What’s more, you don’t even have to necessarily cook kelp noodles. They’re just as good raw!

Spaghetti Squash Noodles

Spaghetti squash is a little higher in carbs than most of the others on this list, but there are ways to prepare it that make it perfectly keto-friendly. Just cut the squash in half, then cover both sides in olive oil, pepper, and salt, and set your oven to 350. Then bake for just under 30 minutes. You should be able to break up keto-friendly strands of noodle with a fork, and you won’t regret it.

Edamame Noodles

Admittedly, I didn’t try this one myself. Edamame noodles are a little higher in carbs than the rest on this list, so I didn’t want to risk it. The standard serving for edamame noodles says 11 carbs, and that can be a little risky when you’re trying to stick to 20 a day. But I wanted to include it here because a friend did try it, and reported that it tasted almost exactly the same as real ramen noodles.

So if you have a cheat day, this would be a good excuse.

Remember The Broth

But the noodles, as I mentioned, aren’t the only thing you need to pay attention to. It’s still vital that the broth you choose be right for a keto diet. There are four main ramen broths available, with a lot of regional versions that you may or may not have access to. Shio is a salt broth, Shoyu is soy sauce. There’s also miso paste broth and tonkatsu, or pork bone broth.

For our purposes, you’ll have to check the label to determine if it’s the right broth for a keto diet. You don’t want more than 3 carbs per serving listed on the broth.

Weipar, a Chinese soup stock that comes in a very easy to recognize red can, is a personal favorite that matches this description. Fortunately, it’s easily available on Amazon, so you shouldn’t have trouble finding it.

What About Toppings?

Fortunately, most of what you like putting on your ramen is already keto-approved. Things like soft-boiled eggs, mushrooms, shredded chicken, scallions, and baby bok choy are perfectly fine on a keto diet, so unless you plan on putting something unorthodox on your ramen, you shouldn’t have to worry about too many restrictions. As usual, check around online to be sure it’s agreeable, and if it is, enjoy!
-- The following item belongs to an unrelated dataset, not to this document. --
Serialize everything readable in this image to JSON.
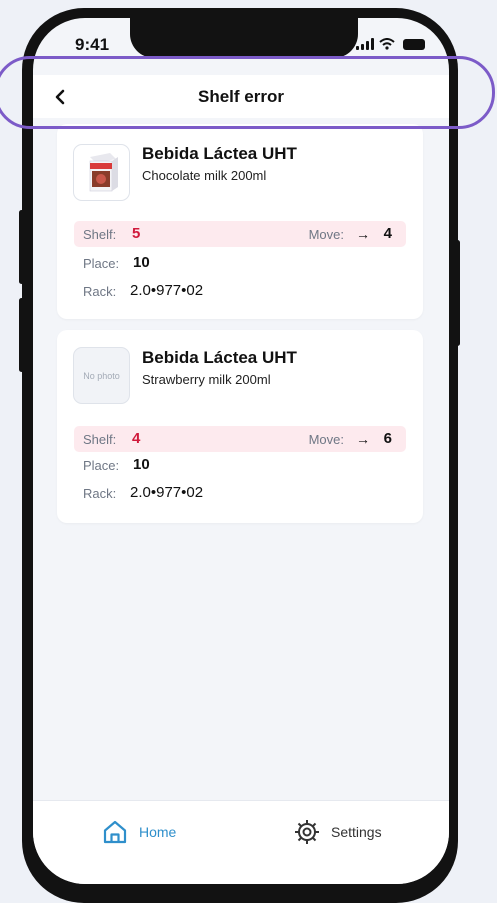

The important thing is that you are able to stay on your chosen diet without ever having to sacrifice many of the comfort foods such as ramen you usually enjoy.